__EXERCISE REQUIREMENTS__
Find every line in the data that contains the word "this". Return each of those lines.

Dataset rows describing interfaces

▶

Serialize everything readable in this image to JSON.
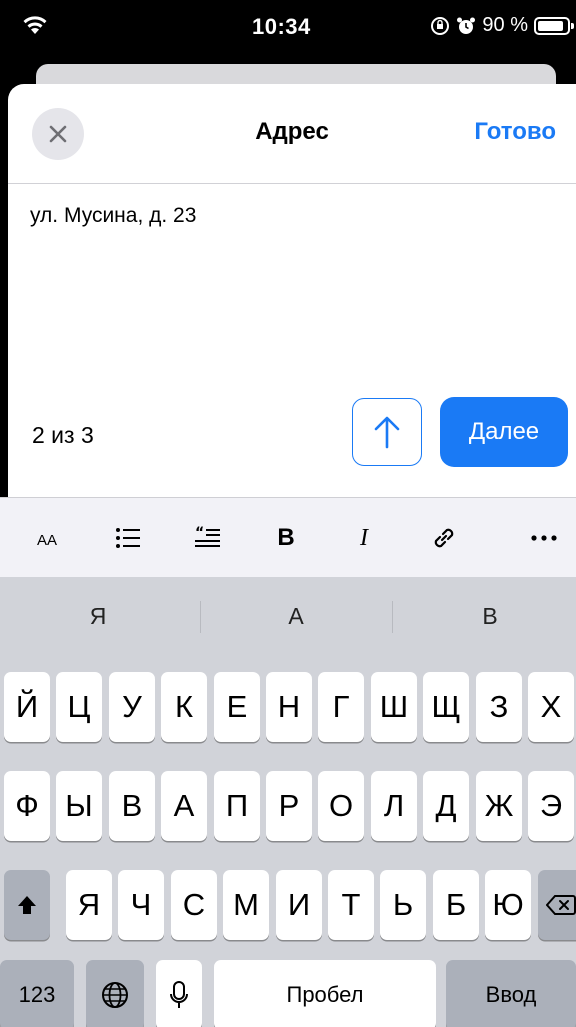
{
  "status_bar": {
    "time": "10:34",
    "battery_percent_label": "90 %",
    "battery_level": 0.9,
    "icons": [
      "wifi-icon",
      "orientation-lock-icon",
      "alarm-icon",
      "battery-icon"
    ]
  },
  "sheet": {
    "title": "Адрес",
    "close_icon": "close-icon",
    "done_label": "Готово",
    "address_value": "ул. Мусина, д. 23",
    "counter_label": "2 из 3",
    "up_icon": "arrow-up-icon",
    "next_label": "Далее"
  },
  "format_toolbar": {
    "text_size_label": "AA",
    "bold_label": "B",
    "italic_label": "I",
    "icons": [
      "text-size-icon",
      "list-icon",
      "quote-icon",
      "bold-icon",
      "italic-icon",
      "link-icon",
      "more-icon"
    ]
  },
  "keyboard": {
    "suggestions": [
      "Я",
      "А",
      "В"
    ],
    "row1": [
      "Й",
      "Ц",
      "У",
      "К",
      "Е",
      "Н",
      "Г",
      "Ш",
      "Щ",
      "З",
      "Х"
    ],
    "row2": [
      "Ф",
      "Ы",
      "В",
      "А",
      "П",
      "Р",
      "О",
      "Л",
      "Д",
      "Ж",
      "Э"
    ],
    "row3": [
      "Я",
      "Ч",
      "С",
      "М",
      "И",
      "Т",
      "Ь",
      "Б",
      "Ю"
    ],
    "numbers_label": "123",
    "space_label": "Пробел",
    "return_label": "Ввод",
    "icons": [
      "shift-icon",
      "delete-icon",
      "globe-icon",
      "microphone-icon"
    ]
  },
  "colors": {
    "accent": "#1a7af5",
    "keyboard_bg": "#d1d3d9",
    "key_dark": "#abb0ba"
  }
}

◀
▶

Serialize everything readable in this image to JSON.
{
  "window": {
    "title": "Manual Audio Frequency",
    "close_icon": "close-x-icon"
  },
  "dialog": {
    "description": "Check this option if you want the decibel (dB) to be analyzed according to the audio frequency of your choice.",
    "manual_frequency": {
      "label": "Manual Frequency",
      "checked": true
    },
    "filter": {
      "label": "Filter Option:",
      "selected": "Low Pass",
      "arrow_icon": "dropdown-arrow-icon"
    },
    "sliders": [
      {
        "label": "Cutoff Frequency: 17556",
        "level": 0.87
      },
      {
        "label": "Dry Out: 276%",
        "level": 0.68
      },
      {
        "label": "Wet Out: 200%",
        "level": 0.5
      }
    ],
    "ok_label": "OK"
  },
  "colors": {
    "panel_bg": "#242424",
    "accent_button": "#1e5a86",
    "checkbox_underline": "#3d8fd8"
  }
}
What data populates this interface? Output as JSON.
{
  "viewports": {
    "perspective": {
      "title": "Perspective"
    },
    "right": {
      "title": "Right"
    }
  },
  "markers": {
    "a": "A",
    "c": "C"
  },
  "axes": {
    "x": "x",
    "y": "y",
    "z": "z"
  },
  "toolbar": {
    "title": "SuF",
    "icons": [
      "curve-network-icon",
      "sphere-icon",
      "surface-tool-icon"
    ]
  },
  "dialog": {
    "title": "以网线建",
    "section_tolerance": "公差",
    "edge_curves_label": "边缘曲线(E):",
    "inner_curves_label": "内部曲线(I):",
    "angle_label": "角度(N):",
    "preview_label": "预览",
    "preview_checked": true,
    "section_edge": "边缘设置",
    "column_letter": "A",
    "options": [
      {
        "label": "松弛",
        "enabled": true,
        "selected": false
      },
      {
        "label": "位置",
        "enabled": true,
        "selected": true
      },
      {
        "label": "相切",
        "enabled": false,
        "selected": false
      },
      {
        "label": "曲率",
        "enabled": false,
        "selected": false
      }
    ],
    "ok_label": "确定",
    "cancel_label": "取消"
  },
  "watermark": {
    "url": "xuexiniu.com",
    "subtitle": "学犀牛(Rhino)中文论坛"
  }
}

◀

__FINAL ANSWER__
Serialize everything readable in this image to JSON.
Serialize everything readable in this image to JSON.
    "description": "Check this option if you want the decibel (dB) to be analyzed according to the audio frequency of your choice.",
What data populates this interface? Output as JSON.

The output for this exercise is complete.